Naturally, EB-5 investment stakeholders were upset about this new development—some prospective investors had to give up their dreams of U.S. permanent residency, some projects lost access to high-quality EB-5 funding, and some regional centers faced difficulties attracting investors under the higher investment amounts. However, since the regulation had been announced a few months in advance, the industry saw a surge in EB5 investments as applicants rushed to beat the November 19, 2019, deadline.
Tightened TEA Designations
The third and final major change the Modernization Rule introduced to the EB-5 program was restrictions on TEA designations. Traditionally, TEAs have been designated by the respective state, which resulted in uneven designation and different criteria nation-wide. These state-by-state discrepancies, coupled with instances of gerrymandering to designate affluent urban areas as TEAS, were cited as a key reason behind DHS’s decision to tighten DHS regulations and centralize the designation determination at USCIS.
As many as 43% new commercial enterprises (NCEs) with TEA designation were affected by the changes, according to DHS statistics, and not only because USCIS is stricter with designations than some states had been. The new regulation also made it more difficult to group census tracts together to create a TEA, as had been common practice previously. Under the Modernization Rule, an investor can only include census tracts directly adjacent to the one where the NCE is physically located, dramatically cutting down on the ability to create new tracts.
Opposition and Repeal
A few disgruntled EB-5 regional centers challenged the Modernization Rule in court, arguing it had been illegitimately enacted and asking the courts to repeal the regulations. Many EB5 investment stakeholders could empathize with the regional centers grievances but saw the lawsuit as an unnecessary distraction when faced with the dire issue of looming expiry for the EB-5 Regional Center Program.

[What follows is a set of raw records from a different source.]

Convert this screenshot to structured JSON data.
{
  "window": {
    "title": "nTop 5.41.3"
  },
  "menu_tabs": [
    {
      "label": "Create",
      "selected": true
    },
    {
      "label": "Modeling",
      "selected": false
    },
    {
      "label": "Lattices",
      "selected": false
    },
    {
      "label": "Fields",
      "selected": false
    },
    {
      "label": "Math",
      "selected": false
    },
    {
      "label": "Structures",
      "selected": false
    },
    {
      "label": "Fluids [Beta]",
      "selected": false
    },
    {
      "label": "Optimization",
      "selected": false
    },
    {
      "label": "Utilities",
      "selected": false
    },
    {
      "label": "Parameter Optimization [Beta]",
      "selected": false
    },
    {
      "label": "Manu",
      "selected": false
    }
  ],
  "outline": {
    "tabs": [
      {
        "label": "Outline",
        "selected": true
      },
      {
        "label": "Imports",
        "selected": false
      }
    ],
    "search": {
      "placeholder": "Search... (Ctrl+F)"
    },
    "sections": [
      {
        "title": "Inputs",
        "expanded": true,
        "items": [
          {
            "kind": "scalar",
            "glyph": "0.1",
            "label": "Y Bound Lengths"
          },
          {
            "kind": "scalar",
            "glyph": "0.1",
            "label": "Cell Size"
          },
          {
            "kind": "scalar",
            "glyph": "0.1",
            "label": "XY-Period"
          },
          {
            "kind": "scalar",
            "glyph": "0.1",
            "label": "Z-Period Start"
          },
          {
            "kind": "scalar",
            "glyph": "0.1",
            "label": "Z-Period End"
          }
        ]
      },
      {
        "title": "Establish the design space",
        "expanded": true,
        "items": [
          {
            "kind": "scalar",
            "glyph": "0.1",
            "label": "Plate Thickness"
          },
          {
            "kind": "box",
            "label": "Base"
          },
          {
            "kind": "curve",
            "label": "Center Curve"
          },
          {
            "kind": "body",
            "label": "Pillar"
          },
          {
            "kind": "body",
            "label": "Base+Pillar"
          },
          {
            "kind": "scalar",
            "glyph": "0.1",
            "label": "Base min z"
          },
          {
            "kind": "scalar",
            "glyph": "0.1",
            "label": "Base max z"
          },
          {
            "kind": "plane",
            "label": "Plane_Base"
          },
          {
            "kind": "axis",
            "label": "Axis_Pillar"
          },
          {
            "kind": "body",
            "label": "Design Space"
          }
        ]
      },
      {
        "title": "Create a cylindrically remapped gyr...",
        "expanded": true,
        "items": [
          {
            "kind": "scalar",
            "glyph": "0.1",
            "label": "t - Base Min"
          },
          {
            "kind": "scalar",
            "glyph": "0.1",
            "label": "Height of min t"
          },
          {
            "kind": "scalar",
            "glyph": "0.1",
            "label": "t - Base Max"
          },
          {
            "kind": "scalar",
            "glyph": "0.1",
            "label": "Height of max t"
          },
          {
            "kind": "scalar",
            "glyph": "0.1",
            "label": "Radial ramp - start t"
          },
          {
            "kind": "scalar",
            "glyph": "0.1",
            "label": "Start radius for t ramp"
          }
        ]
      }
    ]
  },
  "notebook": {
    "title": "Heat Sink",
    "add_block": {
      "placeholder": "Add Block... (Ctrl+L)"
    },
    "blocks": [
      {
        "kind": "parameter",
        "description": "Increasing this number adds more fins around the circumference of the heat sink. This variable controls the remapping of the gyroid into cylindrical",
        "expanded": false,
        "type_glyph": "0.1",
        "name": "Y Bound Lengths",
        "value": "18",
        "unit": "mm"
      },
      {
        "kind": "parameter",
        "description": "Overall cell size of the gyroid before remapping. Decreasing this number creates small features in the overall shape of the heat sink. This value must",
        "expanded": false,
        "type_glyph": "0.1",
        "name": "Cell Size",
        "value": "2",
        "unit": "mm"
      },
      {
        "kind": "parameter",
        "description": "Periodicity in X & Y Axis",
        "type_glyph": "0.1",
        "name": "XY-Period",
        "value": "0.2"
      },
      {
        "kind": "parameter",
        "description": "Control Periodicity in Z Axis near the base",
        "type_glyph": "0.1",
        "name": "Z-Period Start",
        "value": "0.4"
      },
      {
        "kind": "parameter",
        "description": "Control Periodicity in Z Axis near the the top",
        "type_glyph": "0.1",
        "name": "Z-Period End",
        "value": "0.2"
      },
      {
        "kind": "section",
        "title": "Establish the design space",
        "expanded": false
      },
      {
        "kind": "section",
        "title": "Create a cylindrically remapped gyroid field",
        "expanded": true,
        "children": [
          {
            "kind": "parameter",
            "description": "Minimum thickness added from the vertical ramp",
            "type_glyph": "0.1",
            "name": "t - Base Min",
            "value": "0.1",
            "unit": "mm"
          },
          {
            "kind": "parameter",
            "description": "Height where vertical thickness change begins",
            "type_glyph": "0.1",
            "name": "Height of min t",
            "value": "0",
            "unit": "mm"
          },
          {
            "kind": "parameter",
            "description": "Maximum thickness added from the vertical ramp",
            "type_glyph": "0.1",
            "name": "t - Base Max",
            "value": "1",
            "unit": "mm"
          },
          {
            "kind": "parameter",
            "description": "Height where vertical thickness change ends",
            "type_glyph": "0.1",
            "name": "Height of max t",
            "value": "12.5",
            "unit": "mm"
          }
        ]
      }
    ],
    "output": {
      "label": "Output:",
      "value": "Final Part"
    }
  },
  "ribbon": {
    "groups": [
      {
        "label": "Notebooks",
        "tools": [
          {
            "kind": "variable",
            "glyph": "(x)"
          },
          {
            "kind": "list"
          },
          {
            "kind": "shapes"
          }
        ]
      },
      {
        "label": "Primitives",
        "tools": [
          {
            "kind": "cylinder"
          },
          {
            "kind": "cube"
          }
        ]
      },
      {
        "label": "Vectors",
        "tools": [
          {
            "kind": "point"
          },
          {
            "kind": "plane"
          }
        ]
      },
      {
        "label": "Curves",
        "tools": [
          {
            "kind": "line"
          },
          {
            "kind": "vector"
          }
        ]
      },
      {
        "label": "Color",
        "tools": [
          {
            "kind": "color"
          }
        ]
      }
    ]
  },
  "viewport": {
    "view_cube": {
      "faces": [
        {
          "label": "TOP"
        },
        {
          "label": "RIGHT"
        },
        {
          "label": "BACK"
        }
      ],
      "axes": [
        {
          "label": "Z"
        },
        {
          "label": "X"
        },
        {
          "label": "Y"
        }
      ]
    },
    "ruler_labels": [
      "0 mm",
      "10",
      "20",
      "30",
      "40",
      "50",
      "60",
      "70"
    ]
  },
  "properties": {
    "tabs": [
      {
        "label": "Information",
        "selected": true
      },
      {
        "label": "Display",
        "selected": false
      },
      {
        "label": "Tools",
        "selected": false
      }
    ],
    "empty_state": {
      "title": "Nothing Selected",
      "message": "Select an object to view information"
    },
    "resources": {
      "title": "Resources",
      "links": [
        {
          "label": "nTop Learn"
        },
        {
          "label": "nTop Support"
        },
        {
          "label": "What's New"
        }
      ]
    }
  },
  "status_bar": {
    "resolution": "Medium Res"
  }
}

But to the industry’s surprise, the courts indeed overturned the Modernization Rule, reverting the EB-5 program back to its pre-November 2019 state.
For around a week, EB-5 investors rushed to submit their I-526 petitions at the lower $500,000 or $1 million amounts. With the shock ruling having been delivered so shortly before the regional center program expired, there was little time to take advantage of the presumably temporary lower EB-5 investment amounts. On June 30, 2021, the regional center program did indeed expire, and as of July 13, 2021, USCIS is no longer accepting I-526 petitions affiliated with regional centers, although direct investors may still file with the lower minimum investment amounts. The Modernization Rule will likely be reinstated, but the future of the EB-5 program is uncertain in these chaotic times.